Aside from my family, what helped get me through the days at my dermatologist job were the Potluck Fridays. I would buy store-bought mixes and bake all kinds of pastries and cookies for my coworkers. It was all I had the time and confidence to do. At the time, I didn’t think I’d ever be able to make anything tasty from scratch. Still, I relished in the compliments from people telling me how incredible my baking was.
Sometime in 2017, I was sitting around with my co-workers talking about my passion for baking. They knew how much it meant to me by the look in my eyes. But I was still in denial that I could do anything more than Potluck Fridays. But then my good friend Kristine, who nicknamed me Linus, startled my heavy-weighted self-doubt with a question, “Have you ever considered opening your own bakery?” I stopped for a second in shock. Sure, I’d always had interest in baking but I had spent years convincing myself that I wouldn’t be good enough to make it any more than a hobby. But that question dusted off the cloud of doubt inside my soul, awakened the hope I’d buried years ago and asked me, “Well, why not?”
In my contemplative silence she continued, “Picture this. You own a bakery and outside it reads Sweets by Linus.” I could see it all, the big glass windows, the plates of pastries and cakes displayed in decorated cases, enticing passersby to pop in, if not to buy, just for the smell. I could see it. For the first time in my life, it felt possible. It wasn’t just a far-off dream. I could visualize it. They say if you can dream it, you can do it. I believed that for the first time that day.
But doubt still won out, my dream not leaving the confines of my mind. Not yet. About a week later, I was let go from my job. Still believing I needed to dismiss my dreams and stay focused on my career and a stable income, I began applying for jobs. But as I filled out one application after another, I began to feel jaded and empty. I wondered to myself, why was I assisting others in their dreams but refusing to take hold of my own?
My husband seemed to be wondering the same thing. He noticed the vacant look in my eyes and sat next to me. “Take a deep breath,” he instructed. “Why don’t you take a break from work for a while? Try to bake some cookies.” He had known about my interest but never the extent of how deep it ran. Hearing the confidence and certainty in his voice finally drove the overwhelming doubt away, and I got to baking. I could see the shop again, my dream within grasp. I knew then that I had to stop doubting myself. I needed to give myself permission to not only dream but do something about it.
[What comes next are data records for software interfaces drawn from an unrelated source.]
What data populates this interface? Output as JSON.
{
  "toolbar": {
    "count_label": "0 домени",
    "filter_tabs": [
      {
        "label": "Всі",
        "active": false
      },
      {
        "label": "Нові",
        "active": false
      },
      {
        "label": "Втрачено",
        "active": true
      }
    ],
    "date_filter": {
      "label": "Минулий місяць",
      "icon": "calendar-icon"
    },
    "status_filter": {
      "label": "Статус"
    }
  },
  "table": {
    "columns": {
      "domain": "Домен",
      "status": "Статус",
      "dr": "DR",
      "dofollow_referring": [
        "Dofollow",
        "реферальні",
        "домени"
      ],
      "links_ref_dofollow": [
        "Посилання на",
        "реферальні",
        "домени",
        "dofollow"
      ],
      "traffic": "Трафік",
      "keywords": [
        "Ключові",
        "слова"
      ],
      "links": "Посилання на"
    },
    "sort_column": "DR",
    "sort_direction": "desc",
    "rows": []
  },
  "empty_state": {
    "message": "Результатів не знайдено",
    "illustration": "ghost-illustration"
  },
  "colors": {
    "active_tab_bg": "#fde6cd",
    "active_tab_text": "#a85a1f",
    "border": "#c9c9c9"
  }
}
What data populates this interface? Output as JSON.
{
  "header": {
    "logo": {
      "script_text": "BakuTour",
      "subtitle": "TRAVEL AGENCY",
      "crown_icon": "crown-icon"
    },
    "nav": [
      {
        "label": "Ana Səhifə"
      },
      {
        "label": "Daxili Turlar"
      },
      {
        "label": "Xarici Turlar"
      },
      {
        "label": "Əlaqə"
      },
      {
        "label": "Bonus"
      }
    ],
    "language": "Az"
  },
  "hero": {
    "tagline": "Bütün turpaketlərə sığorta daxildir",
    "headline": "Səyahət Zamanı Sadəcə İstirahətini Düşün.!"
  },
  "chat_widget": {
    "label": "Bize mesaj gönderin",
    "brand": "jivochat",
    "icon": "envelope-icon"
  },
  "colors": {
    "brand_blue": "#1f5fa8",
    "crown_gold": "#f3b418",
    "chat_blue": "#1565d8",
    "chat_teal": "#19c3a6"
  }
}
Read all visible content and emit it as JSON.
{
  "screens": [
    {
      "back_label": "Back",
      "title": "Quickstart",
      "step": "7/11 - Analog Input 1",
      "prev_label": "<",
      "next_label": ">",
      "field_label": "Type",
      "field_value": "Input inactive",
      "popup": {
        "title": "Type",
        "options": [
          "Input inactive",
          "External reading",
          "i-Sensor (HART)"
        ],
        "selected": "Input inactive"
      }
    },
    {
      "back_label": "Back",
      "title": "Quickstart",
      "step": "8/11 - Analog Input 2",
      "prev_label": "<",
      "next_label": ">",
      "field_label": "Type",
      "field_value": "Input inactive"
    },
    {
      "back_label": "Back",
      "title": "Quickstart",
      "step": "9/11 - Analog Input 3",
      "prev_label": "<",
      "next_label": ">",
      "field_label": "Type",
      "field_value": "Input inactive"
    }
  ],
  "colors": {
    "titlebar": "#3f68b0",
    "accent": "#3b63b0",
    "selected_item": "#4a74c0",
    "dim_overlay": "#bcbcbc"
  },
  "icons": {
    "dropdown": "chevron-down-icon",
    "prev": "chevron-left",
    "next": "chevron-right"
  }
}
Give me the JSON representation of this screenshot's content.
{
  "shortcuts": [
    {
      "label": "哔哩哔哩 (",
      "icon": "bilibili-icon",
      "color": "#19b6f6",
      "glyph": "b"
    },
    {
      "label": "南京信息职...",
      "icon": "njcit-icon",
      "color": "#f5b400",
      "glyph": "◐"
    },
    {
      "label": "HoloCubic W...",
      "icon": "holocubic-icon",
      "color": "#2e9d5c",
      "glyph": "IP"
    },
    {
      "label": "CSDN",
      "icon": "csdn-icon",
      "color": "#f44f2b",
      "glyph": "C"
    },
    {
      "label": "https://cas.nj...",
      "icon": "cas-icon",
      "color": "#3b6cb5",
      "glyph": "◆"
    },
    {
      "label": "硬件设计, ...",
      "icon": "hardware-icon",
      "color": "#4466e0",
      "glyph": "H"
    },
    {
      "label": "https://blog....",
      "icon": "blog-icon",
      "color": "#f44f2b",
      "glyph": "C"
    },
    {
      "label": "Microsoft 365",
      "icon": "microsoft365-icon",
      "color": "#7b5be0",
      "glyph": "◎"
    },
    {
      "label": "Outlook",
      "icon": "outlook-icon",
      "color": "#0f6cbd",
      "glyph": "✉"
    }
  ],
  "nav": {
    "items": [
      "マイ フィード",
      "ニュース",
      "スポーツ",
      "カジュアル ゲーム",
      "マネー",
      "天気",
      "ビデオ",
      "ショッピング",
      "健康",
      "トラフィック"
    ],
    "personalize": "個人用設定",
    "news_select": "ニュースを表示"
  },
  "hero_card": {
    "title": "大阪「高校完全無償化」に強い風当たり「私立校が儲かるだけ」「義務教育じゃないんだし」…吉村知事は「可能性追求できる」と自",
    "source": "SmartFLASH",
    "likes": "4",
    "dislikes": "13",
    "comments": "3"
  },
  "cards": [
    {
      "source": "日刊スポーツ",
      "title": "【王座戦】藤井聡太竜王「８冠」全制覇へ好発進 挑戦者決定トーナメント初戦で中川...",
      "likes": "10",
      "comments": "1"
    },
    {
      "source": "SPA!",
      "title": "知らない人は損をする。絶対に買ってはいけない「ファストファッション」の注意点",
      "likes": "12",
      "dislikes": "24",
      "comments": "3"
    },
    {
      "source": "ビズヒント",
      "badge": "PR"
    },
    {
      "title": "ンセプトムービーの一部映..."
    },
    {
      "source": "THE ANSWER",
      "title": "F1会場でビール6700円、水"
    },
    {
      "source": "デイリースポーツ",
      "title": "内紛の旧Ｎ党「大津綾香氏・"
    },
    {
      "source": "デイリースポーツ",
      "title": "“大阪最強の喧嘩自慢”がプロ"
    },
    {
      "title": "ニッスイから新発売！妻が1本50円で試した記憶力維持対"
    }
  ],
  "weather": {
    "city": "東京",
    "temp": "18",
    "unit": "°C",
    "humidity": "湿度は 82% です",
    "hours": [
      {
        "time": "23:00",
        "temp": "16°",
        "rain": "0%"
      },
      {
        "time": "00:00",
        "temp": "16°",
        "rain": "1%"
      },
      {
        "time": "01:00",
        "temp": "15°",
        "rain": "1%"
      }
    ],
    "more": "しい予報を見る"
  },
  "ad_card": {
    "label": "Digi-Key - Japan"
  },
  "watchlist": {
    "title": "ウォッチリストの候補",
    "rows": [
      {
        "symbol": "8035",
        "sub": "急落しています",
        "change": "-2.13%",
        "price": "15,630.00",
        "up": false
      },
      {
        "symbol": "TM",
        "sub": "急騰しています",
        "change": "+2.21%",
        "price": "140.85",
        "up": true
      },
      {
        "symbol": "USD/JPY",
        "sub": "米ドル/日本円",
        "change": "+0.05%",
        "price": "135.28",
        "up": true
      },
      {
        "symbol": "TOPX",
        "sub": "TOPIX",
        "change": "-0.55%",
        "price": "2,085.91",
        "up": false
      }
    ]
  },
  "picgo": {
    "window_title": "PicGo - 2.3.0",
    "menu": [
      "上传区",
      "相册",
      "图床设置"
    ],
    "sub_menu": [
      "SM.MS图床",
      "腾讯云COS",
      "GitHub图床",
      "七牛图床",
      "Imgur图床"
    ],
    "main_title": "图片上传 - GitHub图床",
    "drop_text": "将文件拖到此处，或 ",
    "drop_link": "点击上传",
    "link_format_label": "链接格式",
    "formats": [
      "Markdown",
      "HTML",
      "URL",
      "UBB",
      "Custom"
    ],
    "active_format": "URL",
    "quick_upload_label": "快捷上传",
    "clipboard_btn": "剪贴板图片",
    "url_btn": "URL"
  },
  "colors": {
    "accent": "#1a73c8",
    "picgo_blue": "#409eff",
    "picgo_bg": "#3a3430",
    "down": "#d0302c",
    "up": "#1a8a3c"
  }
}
My husband brought about 15 bags of my cookies with him to sell at work. I thought little of it at first. But within half an hour of getting there, he had sold every single box with glowing reviews. A one-time selling became weekly orders in his office. Seeing how well they had sold, my husband encouraged me to take my cookies to local businesses. “I’ll hold us down,” he said. “Just go work on your dream.”
From there, it was like I had been powered up like a battery. I joined Instagram (naming my page Sweets by Linus, of course) and started getting my name out there. I made cookies, cake pops, cupcakes, and then for the first time ever in February 2018, I made a cake from scratch. It was a chocolate drip cake I had found the recipe for online. I wanted to add my own creative flair, so I tweaked the recipe slightly, and it turned out great! When it was finished, I snapped a photo of it, and with a shaky breath, I posted it to my Instagram page. Almost instantly, positive comments poured in and along with requests for their own cake visions.
I had one woman reach out and ask if she could have the same cake I’d posted but in white. That was when I realized all the possibilities I’d have, all the chances I’d get to explore my craft and use my creative eye. Finally, after all these years of doubting myself, I realized just how destined I was for this path all along.